Loss of Consortium refers to the loss of comfort, companionship and – in the case of a deceased spouse – the loss of the intimate physical benefits inherent in the relationship. The law in Georgia and in some other states recognizes the profound effect of the loss, and gives affected parties the means to claim these losses separately from the more tangible losses experienced (such as loss of financial support).
In the State of Georgia, Loss of Consortium claims must be filed within four years from the date of accident. Please note the law is always changing and the statute of limitations for loss of consortium claims may change. If you have questions you are urged to contact legal counsel immediately.
Limitations on claims for Loss of Consortium may well extend beyond the statute of limitations for claims for the injury itself.

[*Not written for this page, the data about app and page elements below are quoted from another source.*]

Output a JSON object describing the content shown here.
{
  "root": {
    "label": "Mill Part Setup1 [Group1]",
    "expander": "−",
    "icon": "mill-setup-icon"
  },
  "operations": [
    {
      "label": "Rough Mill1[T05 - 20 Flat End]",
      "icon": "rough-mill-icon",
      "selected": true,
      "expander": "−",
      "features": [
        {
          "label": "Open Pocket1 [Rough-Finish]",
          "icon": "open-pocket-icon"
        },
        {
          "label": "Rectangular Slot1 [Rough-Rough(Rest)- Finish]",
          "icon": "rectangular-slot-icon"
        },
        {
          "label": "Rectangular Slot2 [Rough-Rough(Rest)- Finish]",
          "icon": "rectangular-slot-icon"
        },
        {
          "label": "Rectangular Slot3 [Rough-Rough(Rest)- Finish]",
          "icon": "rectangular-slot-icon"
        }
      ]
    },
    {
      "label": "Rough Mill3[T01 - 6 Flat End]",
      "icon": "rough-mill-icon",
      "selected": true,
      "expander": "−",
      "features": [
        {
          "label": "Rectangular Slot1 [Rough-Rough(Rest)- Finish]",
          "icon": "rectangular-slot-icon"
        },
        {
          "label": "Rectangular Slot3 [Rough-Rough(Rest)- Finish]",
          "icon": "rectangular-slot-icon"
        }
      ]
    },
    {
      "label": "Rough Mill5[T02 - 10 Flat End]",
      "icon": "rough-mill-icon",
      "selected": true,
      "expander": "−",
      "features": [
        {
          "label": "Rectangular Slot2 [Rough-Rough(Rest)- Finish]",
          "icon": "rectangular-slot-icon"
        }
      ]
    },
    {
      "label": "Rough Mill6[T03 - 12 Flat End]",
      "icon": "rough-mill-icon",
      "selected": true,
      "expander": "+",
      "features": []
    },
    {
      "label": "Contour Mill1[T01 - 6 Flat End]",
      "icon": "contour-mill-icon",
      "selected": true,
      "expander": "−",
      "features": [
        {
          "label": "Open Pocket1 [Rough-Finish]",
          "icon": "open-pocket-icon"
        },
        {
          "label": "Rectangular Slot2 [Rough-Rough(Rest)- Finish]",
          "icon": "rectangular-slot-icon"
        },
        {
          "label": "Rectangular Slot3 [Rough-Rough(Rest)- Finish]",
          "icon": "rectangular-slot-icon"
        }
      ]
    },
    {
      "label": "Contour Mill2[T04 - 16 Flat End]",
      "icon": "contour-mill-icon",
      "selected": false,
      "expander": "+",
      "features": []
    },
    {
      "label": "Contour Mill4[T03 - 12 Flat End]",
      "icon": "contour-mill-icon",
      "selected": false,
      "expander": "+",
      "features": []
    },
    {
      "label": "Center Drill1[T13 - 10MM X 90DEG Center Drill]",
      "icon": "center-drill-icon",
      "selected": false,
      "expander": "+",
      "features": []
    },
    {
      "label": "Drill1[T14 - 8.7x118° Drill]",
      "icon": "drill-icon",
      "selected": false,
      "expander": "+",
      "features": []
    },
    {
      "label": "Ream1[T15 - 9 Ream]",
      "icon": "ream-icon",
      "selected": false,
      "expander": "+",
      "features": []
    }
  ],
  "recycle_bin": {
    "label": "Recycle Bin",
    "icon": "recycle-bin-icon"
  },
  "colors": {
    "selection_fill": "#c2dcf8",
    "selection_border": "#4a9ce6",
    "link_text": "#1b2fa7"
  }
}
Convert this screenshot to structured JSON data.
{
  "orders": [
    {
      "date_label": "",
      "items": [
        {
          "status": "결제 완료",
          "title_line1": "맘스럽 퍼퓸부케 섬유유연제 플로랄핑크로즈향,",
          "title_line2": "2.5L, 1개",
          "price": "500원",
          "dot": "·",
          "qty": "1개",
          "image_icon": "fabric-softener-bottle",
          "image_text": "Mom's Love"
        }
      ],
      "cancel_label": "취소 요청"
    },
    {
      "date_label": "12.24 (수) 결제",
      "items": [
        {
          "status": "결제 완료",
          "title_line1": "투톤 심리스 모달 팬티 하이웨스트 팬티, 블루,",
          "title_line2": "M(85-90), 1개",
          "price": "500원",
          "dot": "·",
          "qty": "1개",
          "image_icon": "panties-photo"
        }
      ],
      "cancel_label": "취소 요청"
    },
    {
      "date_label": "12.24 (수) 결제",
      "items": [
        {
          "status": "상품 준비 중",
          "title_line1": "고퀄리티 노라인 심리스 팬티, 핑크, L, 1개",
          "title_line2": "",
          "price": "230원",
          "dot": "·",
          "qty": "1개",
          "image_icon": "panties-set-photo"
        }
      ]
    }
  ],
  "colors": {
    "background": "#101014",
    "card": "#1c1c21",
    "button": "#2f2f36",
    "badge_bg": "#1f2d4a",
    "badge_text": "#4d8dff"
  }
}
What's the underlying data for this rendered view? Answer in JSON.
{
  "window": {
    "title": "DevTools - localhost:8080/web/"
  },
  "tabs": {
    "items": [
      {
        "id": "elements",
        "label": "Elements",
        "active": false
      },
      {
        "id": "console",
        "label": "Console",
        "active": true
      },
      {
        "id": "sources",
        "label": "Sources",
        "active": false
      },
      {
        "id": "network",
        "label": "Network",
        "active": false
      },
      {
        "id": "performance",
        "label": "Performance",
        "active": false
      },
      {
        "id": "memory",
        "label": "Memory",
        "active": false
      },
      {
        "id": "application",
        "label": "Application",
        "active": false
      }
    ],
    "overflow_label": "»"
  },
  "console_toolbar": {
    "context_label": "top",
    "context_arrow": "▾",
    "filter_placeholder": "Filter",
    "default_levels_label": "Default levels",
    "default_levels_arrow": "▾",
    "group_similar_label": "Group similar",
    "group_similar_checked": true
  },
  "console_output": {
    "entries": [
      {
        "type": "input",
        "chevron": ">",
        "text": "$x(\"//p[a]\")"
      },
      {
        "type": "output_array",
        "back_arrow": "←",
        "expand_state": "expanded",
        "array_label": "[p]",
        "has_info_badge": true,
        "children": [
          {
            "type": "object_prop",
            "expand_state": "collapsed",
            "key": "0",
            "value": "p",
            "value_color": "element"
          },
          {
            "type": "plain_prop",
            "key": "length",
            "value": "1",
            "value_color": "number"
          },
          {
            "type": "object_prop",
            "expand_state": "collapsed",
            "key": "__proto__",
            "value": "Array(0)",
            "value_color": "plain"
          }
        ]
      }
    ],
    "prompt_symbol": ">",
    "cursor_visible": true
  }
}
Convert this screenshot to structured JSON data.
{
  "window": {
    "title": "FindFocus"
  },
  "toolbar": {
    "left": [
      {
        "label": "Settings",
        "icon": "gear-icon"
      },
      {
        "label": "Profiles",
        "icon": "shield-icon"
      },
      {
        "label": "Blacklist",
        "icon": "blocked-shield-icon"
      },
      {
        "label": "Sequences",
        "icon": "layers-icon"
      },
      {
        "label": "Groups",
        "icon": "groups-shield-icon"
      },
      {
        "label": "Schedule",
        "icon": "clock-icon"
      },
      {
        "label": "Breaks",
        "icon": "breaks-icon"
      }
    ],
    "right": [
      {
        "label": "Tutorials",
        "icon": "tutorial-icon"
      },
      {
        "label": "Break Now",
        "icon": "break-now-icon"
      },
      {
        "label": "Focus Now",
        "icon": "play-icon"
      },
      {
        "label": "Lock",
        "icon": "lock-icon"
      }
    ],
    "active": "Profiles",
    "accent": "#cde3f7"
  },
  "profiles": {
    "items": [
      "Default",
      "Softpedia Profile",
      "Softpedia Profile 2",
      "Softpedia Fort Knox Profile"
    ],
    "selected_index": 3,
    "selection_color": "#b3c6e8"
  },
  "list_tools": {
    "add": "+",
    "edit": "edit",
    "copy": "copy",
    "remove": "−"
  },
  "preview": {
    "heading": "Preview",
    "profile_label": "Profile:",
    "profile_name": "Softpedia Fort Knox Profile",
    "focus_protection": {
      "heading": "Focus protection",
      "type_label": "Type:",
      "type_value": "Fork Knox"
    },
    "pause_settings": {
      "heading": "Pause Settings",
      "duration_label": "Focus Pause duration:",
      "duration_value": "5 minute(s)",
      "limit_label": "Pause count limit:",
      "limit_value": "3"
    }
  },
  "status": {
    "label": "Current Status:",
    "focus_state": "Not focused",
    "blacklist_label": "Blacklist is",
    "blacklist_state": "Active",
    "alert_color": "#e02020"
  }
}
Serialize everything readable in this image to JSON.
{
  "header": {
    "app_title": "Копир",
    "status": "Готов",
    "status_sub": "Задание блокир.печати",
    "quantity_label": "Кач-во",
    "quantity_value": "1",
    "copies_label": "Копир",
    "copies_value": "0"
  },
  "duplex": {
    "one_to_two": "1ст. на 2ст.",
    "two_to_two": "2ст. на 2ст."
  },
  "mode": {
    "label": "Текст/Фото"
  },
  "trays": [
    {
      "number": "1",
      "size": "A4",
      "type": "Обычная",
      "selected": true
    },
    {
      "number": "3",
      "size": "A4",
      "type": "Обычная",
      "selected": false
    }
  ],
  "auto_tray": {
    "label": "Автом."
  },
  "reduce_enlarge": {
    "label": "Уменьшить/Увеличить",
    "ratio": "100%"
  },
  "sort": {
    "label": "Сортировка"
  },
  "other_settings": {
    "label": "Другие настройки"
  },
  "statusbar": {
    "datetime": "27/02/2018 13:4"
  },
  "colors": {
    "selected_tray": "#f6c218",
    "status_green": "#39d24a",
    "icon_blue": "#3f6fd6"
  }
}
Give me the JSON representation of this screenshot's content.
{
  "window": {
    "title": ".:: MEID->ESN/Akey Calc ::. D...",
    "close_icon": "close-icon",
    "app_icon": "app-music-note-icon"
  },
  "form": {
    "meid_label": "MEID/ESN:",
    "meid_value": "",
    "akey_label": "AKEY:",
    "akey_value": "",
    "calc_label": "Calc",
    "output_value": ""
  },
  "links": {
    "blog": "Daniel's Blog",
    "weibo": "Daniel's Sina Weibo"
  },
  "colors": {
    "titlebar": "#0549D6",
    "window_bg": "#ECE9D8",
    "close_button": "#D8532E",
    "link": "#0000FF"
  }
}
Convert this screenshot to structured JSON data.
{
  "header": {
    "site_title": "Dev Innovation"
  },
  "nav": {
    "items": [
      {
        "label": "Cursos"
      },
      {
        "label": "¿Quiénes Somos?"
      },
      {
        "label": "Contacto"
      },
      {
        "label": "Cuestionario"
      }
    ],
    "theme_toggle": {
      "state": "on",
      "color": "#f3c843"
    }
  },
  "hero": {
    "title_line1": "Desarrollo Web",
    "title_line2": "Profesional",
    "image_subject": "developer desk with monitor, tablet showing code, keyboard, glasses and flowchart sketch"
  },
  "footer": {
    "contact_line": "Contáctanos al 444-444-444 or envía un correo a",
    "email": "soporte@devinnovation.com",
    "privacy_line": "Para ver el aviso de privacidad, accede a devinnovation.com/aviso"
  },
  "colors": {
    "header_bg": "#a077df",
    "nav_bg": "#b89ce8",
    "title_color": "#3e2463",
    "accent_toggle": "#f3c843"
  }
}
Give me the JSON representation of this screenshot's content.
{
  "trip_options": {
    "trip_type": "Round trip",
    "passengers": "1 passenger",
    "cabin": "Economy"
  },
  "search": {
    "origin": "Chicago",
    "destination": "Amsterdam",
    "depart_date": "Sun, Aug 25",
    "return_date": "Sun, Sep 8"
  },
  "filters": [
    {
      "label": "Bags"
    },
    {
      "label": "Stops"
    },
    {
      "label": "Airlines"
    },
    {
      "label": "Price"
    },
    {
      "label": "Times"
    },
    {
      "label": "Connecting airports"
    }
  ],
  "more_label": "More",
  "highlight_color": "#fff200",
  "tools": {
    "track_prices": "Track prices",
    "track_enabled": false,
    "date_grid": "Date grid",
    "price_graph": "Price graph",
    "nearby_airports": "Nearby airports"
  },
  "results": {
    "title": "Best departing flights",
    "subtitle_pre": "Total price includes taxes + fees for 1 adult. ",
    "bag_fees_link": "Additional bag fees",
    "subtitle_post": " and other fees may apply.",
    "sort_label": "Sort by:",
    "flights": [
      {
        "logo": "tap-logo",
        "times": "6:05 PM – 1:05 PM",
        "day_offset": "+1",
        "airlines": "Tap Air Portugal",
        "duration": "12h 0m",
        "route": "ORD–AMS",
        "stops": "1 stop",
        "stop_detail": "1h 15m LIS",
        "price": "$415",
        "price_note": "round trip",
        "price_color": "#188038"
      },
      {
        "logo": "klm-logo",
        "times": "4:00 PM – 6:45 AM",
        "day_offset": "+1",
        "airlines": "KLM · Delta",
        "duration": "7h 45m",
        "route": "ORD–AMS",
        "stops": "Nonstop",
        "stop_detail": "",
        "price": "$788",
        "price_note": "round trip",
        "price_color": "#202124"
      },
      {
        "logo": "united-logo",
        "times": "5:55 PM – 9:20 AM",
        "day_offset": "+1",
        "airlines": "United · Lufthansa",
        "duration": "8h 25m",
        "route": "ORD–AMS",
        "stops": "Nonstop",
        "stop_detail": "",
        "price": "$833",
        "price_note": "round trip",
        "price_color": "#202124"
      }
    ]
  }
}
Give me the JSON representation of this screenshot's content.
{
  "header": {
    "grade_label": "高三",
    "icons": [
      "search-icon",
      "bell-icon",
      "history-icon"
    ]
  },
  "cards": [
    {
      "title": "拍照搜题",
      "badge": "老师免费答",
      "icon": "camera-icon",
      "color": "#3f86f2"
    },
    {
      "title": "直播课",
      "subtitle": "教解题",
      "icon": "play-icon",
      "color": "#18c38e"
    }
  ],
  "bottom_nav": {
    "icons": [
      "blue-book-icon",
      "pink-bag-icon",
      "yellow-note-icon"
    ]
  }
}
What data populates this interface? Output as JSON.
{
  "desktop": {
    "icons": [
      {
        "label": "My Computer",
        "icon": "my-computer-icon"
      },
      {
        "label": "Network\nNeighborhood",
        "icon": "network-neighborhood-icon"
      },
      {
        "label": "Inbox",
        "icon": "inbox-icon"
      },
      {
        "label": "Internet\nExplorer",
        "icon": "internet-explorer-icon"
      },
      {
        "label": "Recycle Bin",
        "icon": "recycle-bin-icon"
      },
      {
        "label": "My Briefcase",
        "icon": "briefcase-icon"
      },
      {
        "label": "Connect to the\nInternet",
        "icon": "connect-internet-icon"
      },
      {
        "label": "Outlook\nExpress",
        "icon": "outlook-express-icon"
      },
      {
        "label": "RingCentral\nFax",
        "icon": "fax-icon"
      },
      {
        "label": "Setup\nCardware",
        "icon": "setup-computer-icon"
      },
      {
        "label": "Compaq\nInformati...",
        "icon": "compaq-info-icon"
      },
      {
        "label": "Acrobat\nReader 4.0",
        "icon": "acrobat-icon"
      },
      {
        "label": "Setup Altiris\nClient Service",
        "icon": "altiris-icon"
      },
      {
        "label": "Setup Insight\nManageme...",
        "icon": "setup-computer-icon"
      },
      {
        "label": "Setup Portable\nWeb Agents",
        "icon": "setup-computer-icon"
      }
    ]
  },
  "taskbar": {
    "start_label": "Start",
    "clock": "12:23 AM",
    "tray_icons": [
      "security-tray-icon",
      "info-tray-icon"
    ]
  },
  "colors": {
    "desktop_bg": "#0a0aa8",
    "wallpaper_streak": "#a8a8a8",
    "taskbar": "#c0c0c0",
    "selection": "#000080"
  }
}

For this reason, it is important to consult with an injury attorney promptly. With the help of counsel, you can fully understand the options available to you and formulate a fully-considered strategy. While the loss of a loved one can never be completely reflected in numbers, the security provided by a thoughtfully executed plan can allow the focus to remain on finding closure.
Ty Wilson is a personal injury attorney in Georgia and is dedicated to helping injured people and their families. Call his office today at 866-937-5454 to order his free book, 10 Secrets of Georgia Car Wreck Claims. This book is intended to give you and/or your loved one a solid foundation regarding Georgia auto accident claims, how to hire an attorney, and how to deal with the insurance company prior to speaking with an attorney.